All of the data that follows is to be printed exactly, without pictures.
::::::::::
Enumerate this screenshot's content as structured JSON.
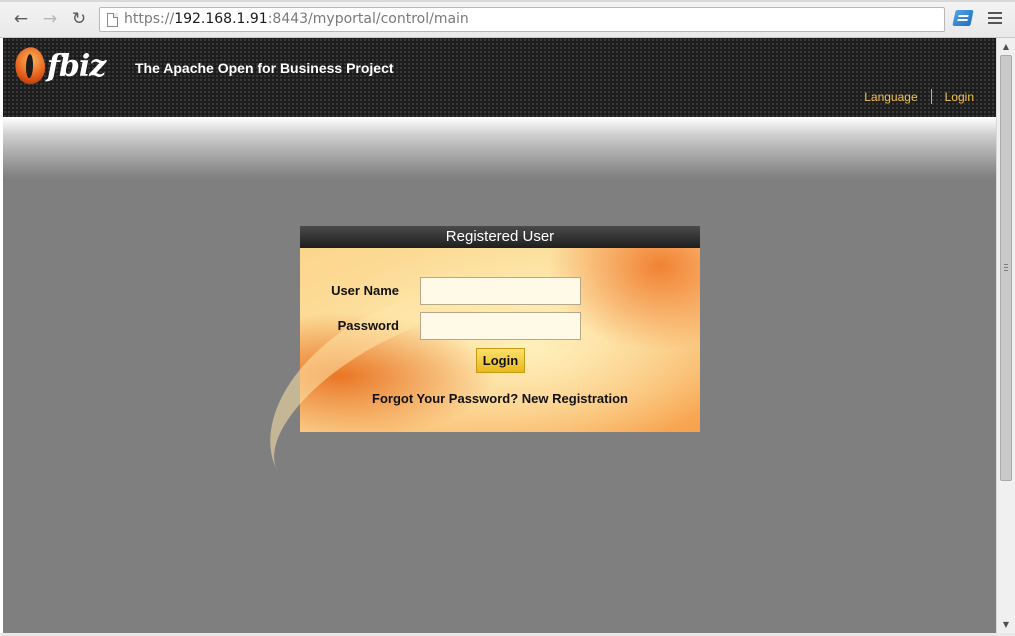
{
  "browser": {
    "url_prefix": "https://",
    "url_host": "192.168.1.91",
    "url_rest": ":8443/myportal/control/main",
    "back_icon": "←",
    "forward_icon": "→",
    "reload_icon": "↻"
  },
  "header": {
    "logo_text": "fbiz",
    "site_title": "The Apache Open for Business Project",
    "nav": {
      "language": "Language",
      "login": "Login"
    }
  },
  "login_box": {
    "title": "Registered User",
    "username_label": "User Name",
    "username_value": "",
    "password_label": "Password",
    "password_value": "",
    "submit_label": "Login",
    "forgot_link": "Forgot Your Password?",
    "register_link": "New Registration"
  },
  "scrollbar": {
    "up_arrow": "▲",
    "down_arrow": "▼"
  },
  "colors": {
    "header_bg": "#1c1c1c",
    "nav_link": "#f2c14e",
    "page_bg": "#7f7f7f",
    "login_head_bg": "#2a2a2a",
    "button_bg": "#f2cd3a"
  }
}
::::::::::
# [SOLUTION TO THE EXERCISE]
Enumerate this screenshot's content as structured JSON.
{
  "browser": {
    "url_prefix": "https://",
    "url_host": "192.168.1.91",
    "url_rest": ":8443/myportal/control/main",
    "back_icon": "←",
    "forward_icon": "→",
    "reload_icon": "↻"
  },
  "header": {
    "logo_text": "fbiz",
    "site_title": "The Apache Open for Business Project",
    "nav": {
      "language": "Language",
      "login": "Login"
    }
  },
  "login_box": {
    "title": "Registered User",
    "username_label": "User Name",
    "username_value": "",
    "password_label": "Password",
    "password_value": "",
    "submit_label": "Login",
    "forgot_link": "Forgot Your Password?",
    "register_link": "New Registration"
  },
  "scrollbar": {
    "up_arrow": "▲",
    "down_arrow": "▼"
  },
  "colors": {
    "header_bg": "#1c1c1c",
    "nav_link": "#f2c14e",
    "page_bg": "#7f7f7f",
    "login_head_bg": "#2a2a2a",
    "button_bg": "#f2cd3a"
  }
}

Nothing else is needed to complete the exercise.